**Requirement**
Your copy of the entries must be exact, and it must not include the pictures.
### Given records ###
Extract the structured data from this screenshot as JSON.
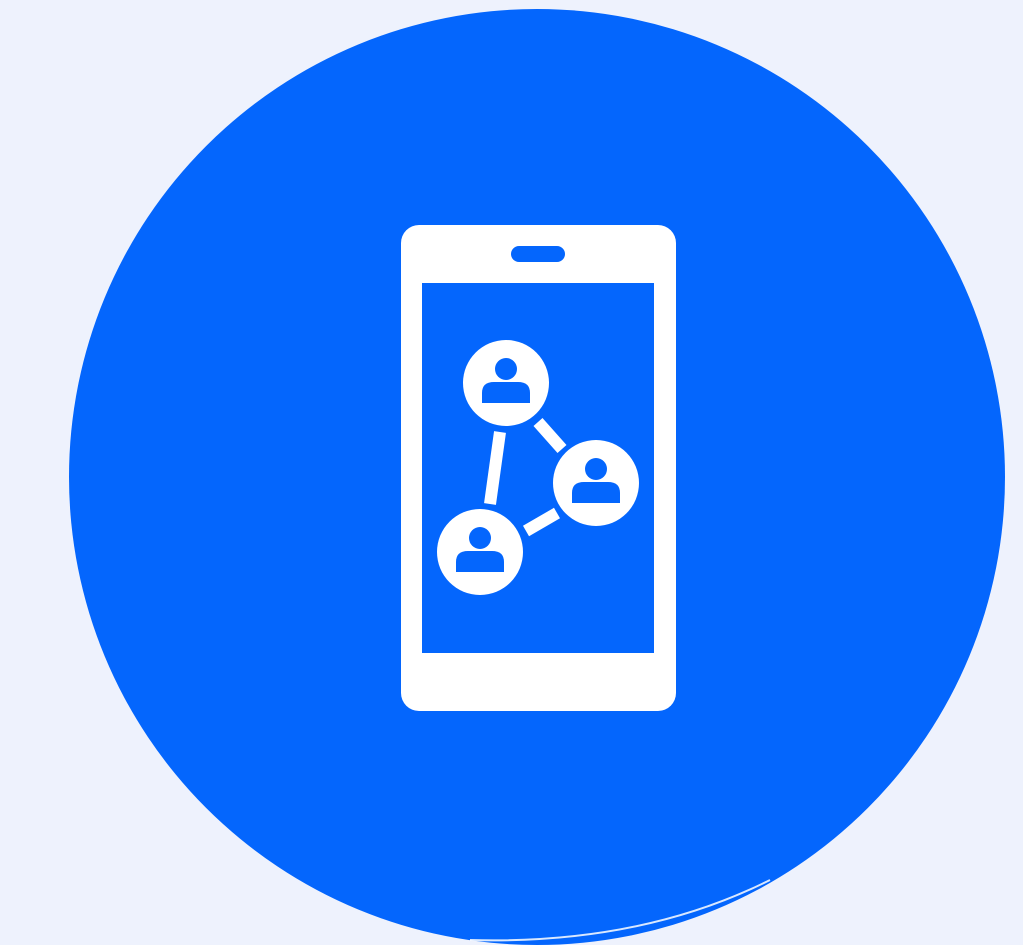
{
  "colors": {
    "background": "#eef2fd",
    "circle": "#0466fd",
    "icon": "#ffffff"
  },
  "icon": {
    "name": "mobile-social-network-icon",
    "device": "smartphone",
    "nodes": [
      "user-icon",
      "user-icon",
      "user-icon"
    ]
  }
}
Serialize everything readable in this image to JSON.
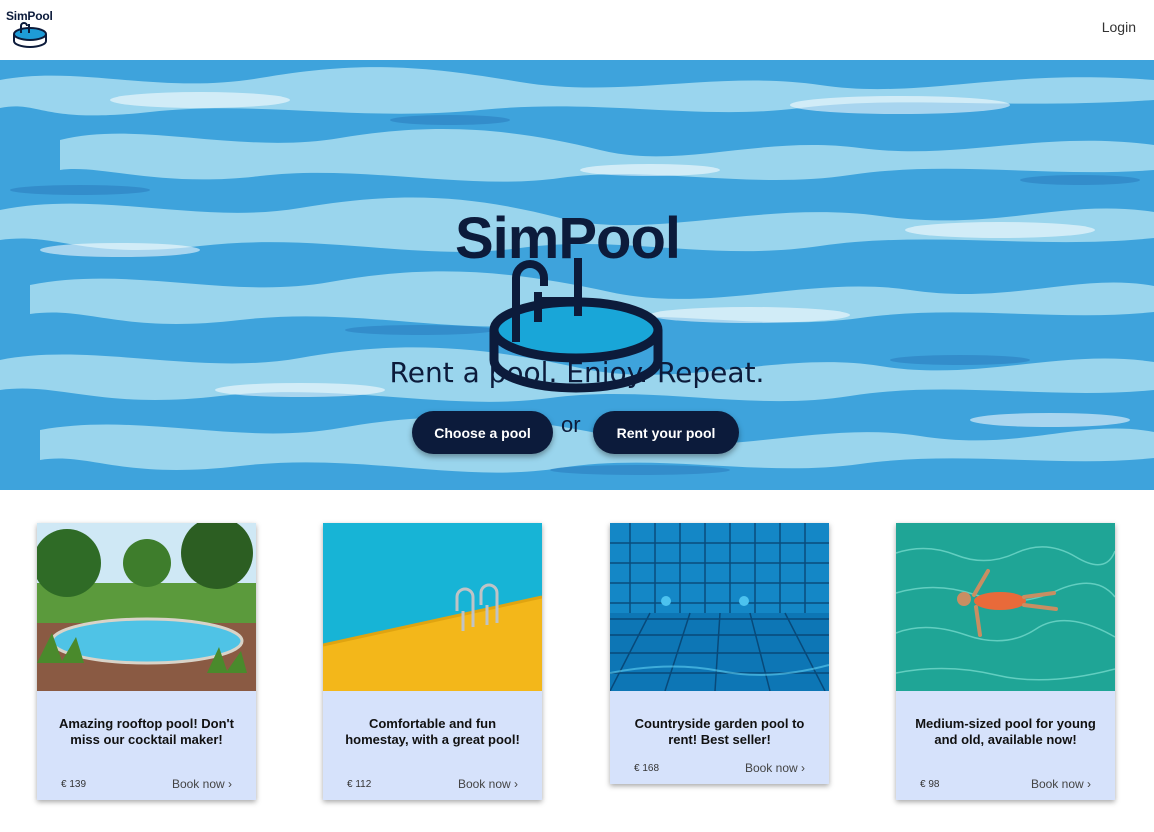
{
  "header": {
    "brand": "SimPool",
    "login_label": "Login"
  },
  "hero": {
    "logo_text": "SimPool",
    "tagline": "Rent a pool. Enjoy. Repeat.",
    "choose_label": "Choose a pool",
    "or_label": "or",
    "rent_label": "Rent your pool"
  },
  "cards": [
    {
      "title": "Amazing rooftop pool! Don't miss our cocktail maker!",
      "price": "€ 139",
      "book_label": "Book now"
    },
    {
      "title": "Comfortable and fun homestay, with a great pool!",
      "price": "€ 112",
      "book_label": "Book now"
    },
    {
      "title": "Countryside garden pool to rent! Best seller!",
      "price": "€ 168",
      "book_label": "Book now"
    },
    {
      "title": "Medium-sized pool for young and old, available now!",
      "price": "€ 98",
      "book_label": "Book now"
    }
  ],
  "colors": {
    "navy": "#0c1b3b",
    "card_bg": "#d6e2fb",
    "water_deep": "#3a9fd8",
    "water_light": "#a8dcef"
  }
}
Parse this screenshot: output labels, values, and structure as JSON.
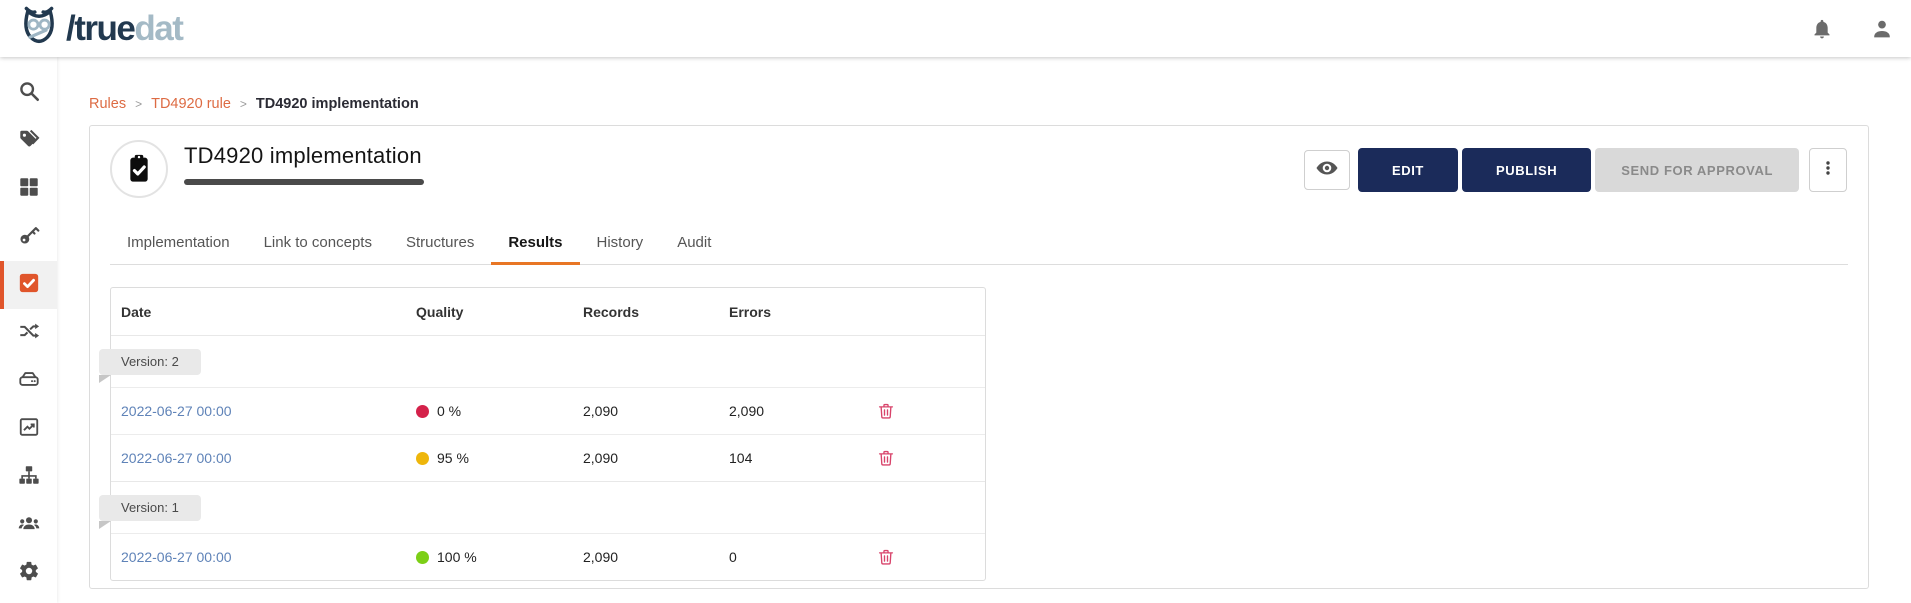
{
  "brand": {
    "logo_icon": "owl-icon",
    "wordmark_primary": "/true",
    "wordmark_secondary": "dat"
  },
  "topbar": {
    "icons": [
      "bell-icon",
      "user-icon"
    ]
  },
  "sidebar": {
    "items": [
      {
        "icon": "search-icon",
        "active": false
      },
      {
        "icon": "tags-icon",
        "active": false
      },
      {
        "icon": "grid-icon",
        "active": false
      },
      {
        "icon": "key-icon",
        "active": false
      },
      {
        "icon": "check-square-icon",
        "active": true
      },
      {
        "icon": "shuffle-icon",
        "active": false
      },
      {
        "icon": "hard-drive-icon",
        "active": false
      },
      {
        "icon": "chart-icon",
        "active": false
      },
      {
        "icon": "sitemap-icon",
        "active": false
      },
      {
        "icon": "users-icon",
        "active": false
      },
      {
        "icon": "gear-icon",
        "active": false
      }
    ]
  },
  "breadcrumb": {
    "separator": ">",
    "items": [
      {
        "label": "Rules",
        "link": true
      },
      {
        "label": "TD4920 rule",
        "link": true
      },
      {
        "label": "TD4920 implementation",
        "link": false
      }
    ]
  },
  "header": {
    "entity_icon": "clipboard-check-icon",
    "title": "TD4920 implementation",
    "actions": {
      "preview_icon": "eye-icon",
      "edit": "EDIT",
      "publish": "PUBLISH",
      "send_for_approval": "SEND FOR APPROVAL",
      "more_icon": "kebab-menu-icon"
    }
  },
  "tabs": [
    {
      "label": "Implementation",
      "active": false
    },
    {
      "label": "Link to concepts",
      "active": false
    },
    {
      "label": "Structures",
      "active": false
    },
    {
      "label": "Results",
      "active": true
    },
    {
      "label": "History",
      "active": false
    },
    {
      "label": "Audit",
      "active": false
    }
  ],
  "table": {
    "columns": [
      "Date",
      "Quality",
      "Records",
      "Errors"
    ],
    "groups": [
      {
        "version_label": "Version: 2",
        "rows": [
          {
            "date": "2022-06-27 00:00",
            "quality": "0 %",
            "quality_color": "#d4214a",
            "records": "2,090",
            "errors": "2,090"
          },
          {
            "date": "2022-06-27 00:00",
            "quality": "95 %",
            "quality_color": "#eeb60b",
            "records": "2,090",
            "errors": "104"
          }
        ]
      },
      {
        "version_label": "Version: 1",
        "rows": [
          {
            "date": "2022-06-27 00:00",
            "quality": "100 %",
            "quality_color": "#7ccf16",
            "records": "2,090",
            "errors": "0"
          }
        ]
      }
    ]
  },
  "colors": {
    "primary_navy": "#1b2b5a",
    "accent_orange": "#e87625",
    "sidebar_active": "#e0552b",
    "breadcrumb_link": "#dd6b43",
    "date_link": "#5f83b8",
    "quality_red": "#d4214a",
    "quality_yellow": "#eeb60b",
    "quality_green": "#7ccf16",
    "trash_red": "#d8436a"
  }
}
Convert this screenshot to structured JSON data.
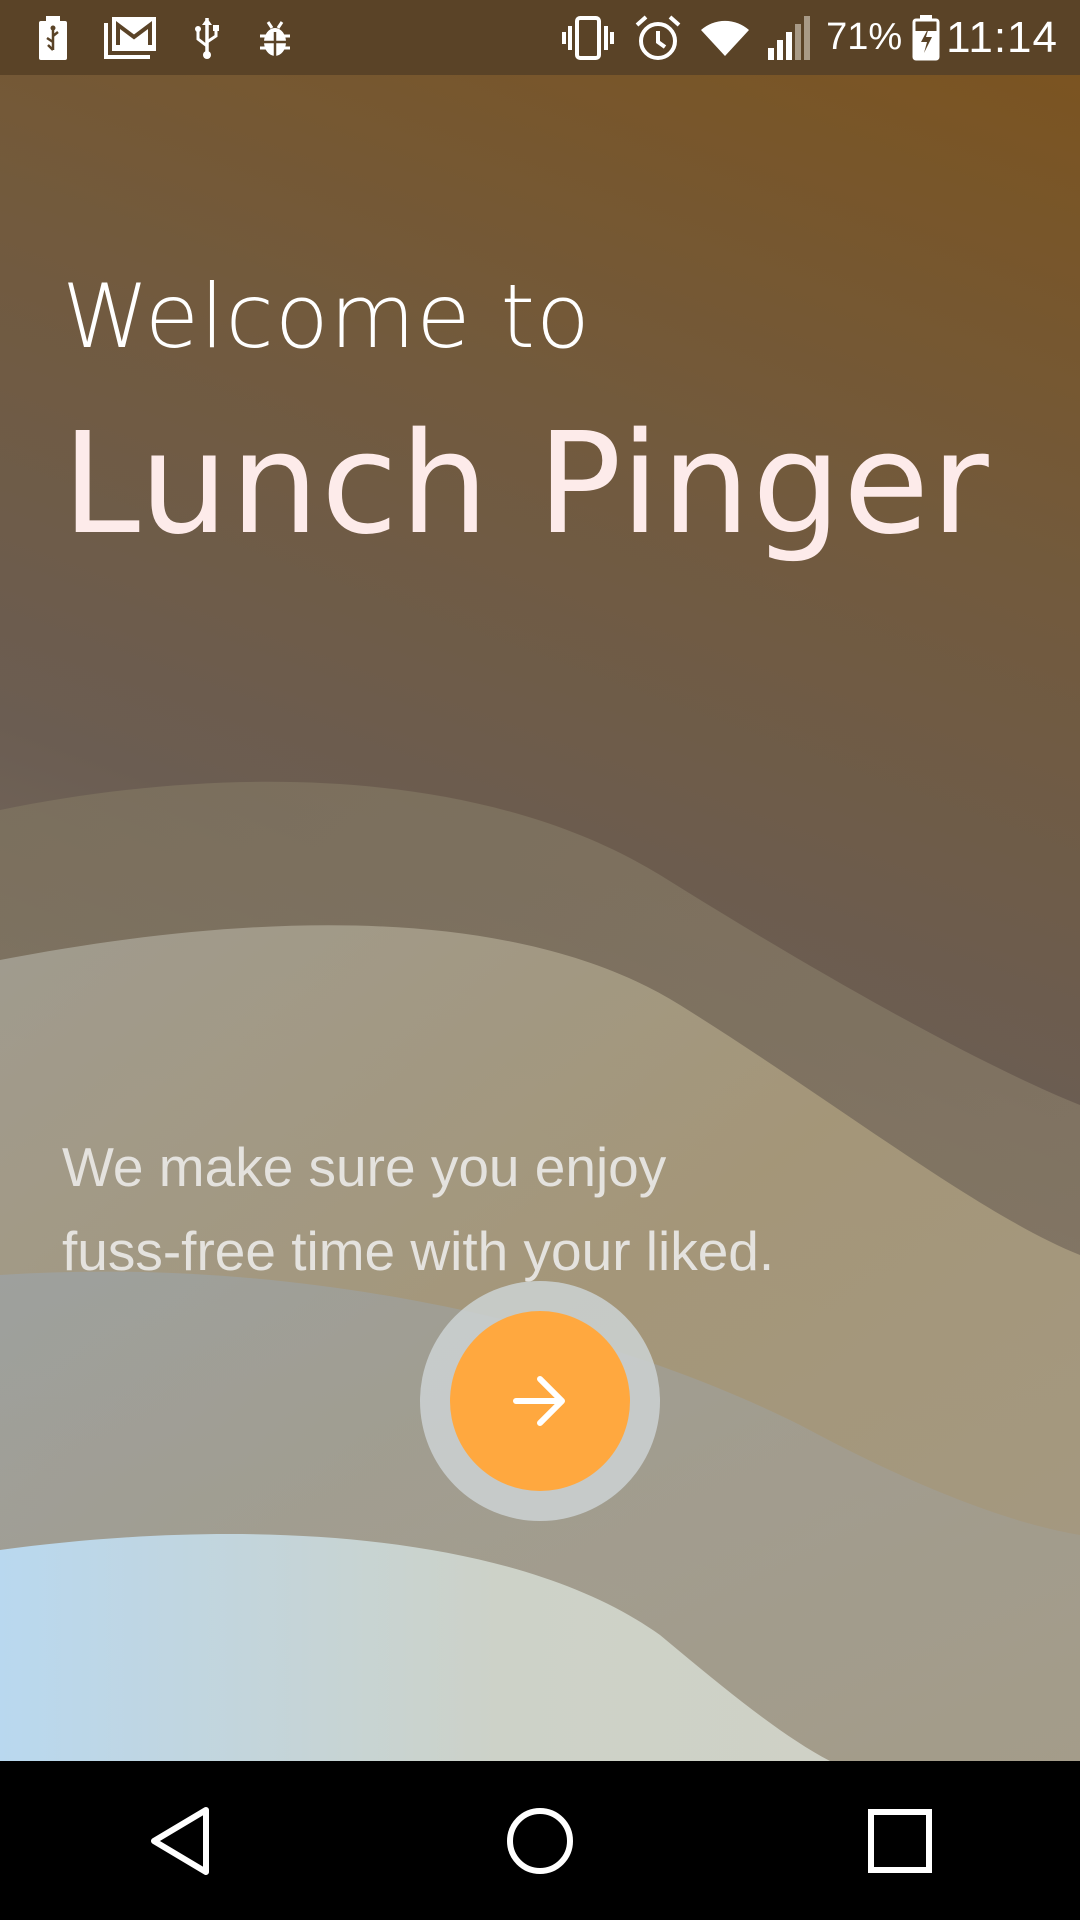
{
  "status_bar": {
    "left_icons": [
      "battery-usb-icon",
      "gmail-icon",
      "usb-icon",
      "bug-icon"
    ],
    "right_icons": [
      "vibrate-icon",
      "alarm-icon",
      "wifi-icon",
      "signal-icon"
    ],
    "battery_percent": "71%",
    "battery_icon": "battery-charging-icon",
    "time": "11:14"
  },
  "welcome": {
    "line1": "Welcome to",
    "app_name": "Lunch Pinger",
    "tagline_line1": "We make sure you enjoy",
    "tagline_line2": "fuss-free time with your liked."
  },
  "next_button": {
    "icon": "arrow-right-icon"
  },
  "nav_bar": {
    "back_icon": "back-triangle-icon",
    "home_icon": "home-circle-icon",
    "recents_icon": "recents-square-icon"
  },
  "colors": {
    "status_bar_bg": "#5a4327",
    "accent": "#ffa83f",
    "app_name": "#fdebea",
    "tagline": "#e4e2de",
    "nav_bar_bg": "#000000"
  }
}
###
**Task answer**
Extract the structured data from this screenshot as JSON.
{
  "colors": {
    "background": "#eef2fd",
    "circle": "#0466fd",
    "icon": "#ffffff"
  },
  "icon": {
    "name": "mobile-social-network-icon",
    "device": "smartphone",
    "nodes": [
      "user-icon",
      "user-icon",
      "user-icon"
    ]
  }
}
Serialize everything readable in this image to JSON.
{
  "header": {
    "brand": "SimPool",
    "login_label": "Login"
  },
  "hero": {
    "logo_text": "SimPool",
    "tagline": "Rent a pool. Enjoy. Repeat.",
    "choose_label": "Choose a pool",
    "or_label": "or",
    "rent_label": "Rent your pool"
  },
  "cards": [
    {
      "title": "Amazing rooftop pool! Don't miss our cocktail maker!",
      "price": "€ 139",
      "book_label": "Book now"
    },
    {
      "title": "Comfortable and fun homestay, with a great pool!",
      "price": "€ 112",
      "book_label": "Book now"
    },
    {
      "title": "Countryside garden pool to rent! Best seller!",
      "price": "€ 168",
      "book_label": "Book now"
    },
    {
      "title": "Medium-sized pool for young and old, available now!",
      "price": "€ 98",
      "book_label": "Book now"
    }
  ],
  "colors": {
    "navy": "#0c1b3b",
    "card_bg": "#d6e2fb",
    "water_deep": "#3a9fd8",
    "water_light": "#a8dcef"
  }
}
Parse this screenshot: output labels, values, and structure as JSON.
{
  "brand": {
    "logo_icon": "owl-icon",
    "wordmark_primary": "/true",
    "wordmark_secondary": "dat"
  },
  "topbar": {
    "icons": [
      "bell-icon",
      "user-icon"
    ]
  },
  "sidebar": {
    "items": [
      {
        "icon": "search-icon",
        "active": false
      },
      {
        "icon": "tags-icon",
        "active": false
      },
      {
        "icon": "grid-icon",
        "active": false
      },
      {
        "icon": "key-icon",
        "active": false
      },
      {
        "icon": "check-square-icon",
        "active": true
      },
      {
        "icon": "shuffle-icon",
        "active": false
      },
      {
        "icon": "hard-drive-icon",
        "active": false
      },
      {
        "icon": "chart-icon",
        "active": false
      },
      {
        "icon": "sitemap-icon",
        "active": false
      },
      {
        "icon": "users-icon",
        "active": false
      },
      {
        "icon": "gear-icon",
        "active": false
      }
    ]
  },
  "breadcrumb": {
    "separator": ">",
    "items": [
      {
        "label": "Rules",
        "link": true
      },
      {
        "label": "TD4920 rule",
        "link": true
      },
      {
        "label": "TD4920 implementation",
        "link": false
      }
    ]
  },
  "header": {
    "entity_icon": "clipboard-check-icon",
    "title": "TD4920 implementation",
    "actions": {
      "preview_icon": "eye-icon",
      "edit": "EDIT",
      "publish": "PUBLISH",
      "send_for_approval": "SEND FOR APPROVAL",
      "more_icon": "kebab-menu-icon"
    }
  },
  "tabs": [
    {
      "label": "Implementation",
      "active": false
    },
    {
      "label": "Link to concepts",
      "active": false
    },
    {
      "label": "Structures",
      "active": false
    },
    {
      "label": "Results",
      "active": true
    },
    {
      "label": "History",
      "active": false
    },
    {
      "label": "Audit",
      "active": false
    }
  ],
  "table": {
    "columns": [
      "Date",
      "Quality",
      "Records",
      "Errors"
    ],
    "groups": [
      {
        "version_label": "Version: 2",
        "rows": [
          {
            "date": "2022-06-27 00:00",
            "quality": "0 %",
            "quality_color": "#d4214a",
            "records": "2,090",
            "errors": "2,090"
          },
          {
            "date": "2022-06-27 00:00",
            "quality": "95 %",
            "quality_color": "#eeb60b",
            "records": "2,090",
            "errors": "104"
          }
        ]
      },
      {
        "version_label": "Version: 1",
        "rows": [
          {
            "date": "2022-06-27 00:00",
            "quality": "100 %",
            "quality_color": "#7ccf16",
            "records": "2,090",
            "errors": "0"
          }
        ]
      }
    ]
  },
  "colors": {
    "primary_navy": "#1b2b5a",
    "accent_orange": "#e87625",
    "sidebar_active": "#e0552b",
    "breadcrumb_link": "#dd6b43",
    "date_link": "#5f83b8",
    "quality_red": "#d4214a",
    "quality_yellow": "#eeb60b",
    "quality_green": "#7ccf16",
    "trash_red": "#d8436a"
  }
}
Convert this screenshot to structured JSON data.
{
  "status_bar": {
    "left_icons": [
      "battery-usb-icon",
      "gmail-icon",
      "usb-icon",
      "bug-icon"
    ],
    "right_icons": [
      "vibrate-icon",
      "alarm-icon",
      "wifi-icon",
      "signal-icon"
    ],
    "battery_percent": "71%",
    "battery_icon": "battery-charging-icon",
    "time": "11:14"
  },
  "welcome": {
    "line1": "Welcome to",
    "app_name": "Lunch Pinger",
    "tagline_line1": "We make sure you enjoy",
    "tagline_line2": "fuss-free time with your liked."
  },
  "next_button": {
    "icon": "arrow-right-icon"
  },
  "nav_bar": {
    "back_icon": "back-triangle-icon",
    "home_icon": "home-circle-icon",
    "recents_icon": "recents-square-icon"
  },
  "colors": {
    "status_bar_bg": "#5a4327",
    "accent": "#ffa83f",
    "app_name": "#fdebea",
    "tagline": "#e4e2de",
    "nav_bar_bg": "#000000"
  }
}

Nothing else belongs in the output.